YOUR ASSIGNMENT: Please copy out all lines of the entries that contain the word "連続ドラマW".

[[ SOURCE DATA open ]]

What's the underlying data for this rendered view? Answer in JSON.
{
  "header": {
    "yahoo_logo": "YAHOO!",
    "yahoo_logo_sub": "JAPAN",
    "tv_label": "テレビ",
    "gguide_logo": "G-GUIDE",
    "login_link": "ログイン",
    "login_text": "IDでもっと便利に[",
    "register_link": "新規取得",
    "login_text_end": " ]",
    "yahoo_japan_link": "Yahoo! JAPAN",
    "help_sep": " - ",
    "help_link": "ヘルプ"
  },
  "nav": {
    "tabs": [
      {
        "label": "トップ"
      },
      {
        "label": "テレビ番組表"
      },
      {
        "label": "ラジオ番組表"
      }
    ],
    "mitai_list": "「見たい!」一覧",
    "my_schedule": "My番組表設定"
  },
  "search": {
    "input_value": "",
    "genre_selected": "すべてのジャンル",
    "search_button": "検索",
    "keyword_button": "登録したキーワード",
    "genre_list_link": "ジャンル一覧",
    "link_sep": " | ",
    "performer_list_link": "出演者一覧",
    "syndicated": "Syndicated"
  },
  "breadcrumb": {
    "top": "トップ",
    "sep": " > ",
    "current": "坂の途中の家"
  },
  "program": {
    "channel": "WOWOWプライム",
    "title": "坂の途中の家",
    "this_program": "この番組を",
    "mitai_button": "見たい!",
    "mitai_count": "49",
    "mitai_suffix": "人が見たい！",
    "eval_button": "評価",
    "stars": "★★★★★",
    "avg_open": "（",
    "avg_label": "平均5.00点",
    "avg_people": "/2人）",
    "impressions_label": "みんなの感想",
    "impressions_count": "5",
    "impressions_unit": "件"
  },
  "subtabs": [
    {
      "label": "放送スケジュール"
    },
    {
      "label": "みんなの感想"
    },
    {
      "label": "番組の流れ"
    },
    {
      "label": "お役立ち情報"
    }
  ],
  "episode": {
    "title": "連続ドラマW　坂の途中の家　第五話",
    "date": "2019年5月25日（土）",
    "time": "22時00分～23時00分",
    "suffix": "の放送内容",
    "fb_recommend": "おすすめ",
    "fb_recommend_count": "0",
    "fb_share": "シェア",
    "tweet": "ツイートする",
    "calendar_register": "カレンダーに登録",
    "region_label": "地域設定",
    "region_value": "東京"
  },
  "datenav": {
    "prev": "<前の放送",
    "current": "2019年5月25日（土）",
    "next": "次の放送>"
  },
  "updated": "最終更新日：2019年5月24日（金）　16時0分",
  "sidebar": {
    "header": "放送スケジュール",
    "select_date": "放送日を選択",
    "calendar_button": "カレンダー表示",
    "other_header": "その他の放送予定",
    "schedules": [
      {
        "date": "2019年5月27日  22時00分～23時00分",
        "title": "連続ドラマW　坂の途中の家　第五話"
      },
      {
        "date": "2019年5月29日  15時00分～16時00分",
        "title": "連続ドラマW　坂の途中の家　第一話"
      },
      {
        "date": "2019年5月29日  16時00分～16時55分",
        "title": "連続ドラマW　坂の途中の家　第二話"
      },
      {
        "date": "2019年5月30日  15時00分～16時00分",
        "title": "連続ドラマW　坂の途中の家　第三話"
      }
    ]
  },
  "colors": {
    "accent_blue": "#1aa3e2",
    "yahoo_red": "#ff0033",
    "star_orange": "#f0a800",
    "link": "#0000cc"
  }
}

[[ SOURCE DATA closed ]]

WRITTEN RESPONSE:
    "title": "連続ドラマW　坂の途中の家　第五話",
        "title": "連続ドラマW　坂の途中の家　第五話"
        "title": "連続ドラマW　坂の途中の家　第一話"
        "title": "連続ドラマW　坂の途中の家　第二話"
        "title": "連続ドラマW　坂の途中の家　第三話"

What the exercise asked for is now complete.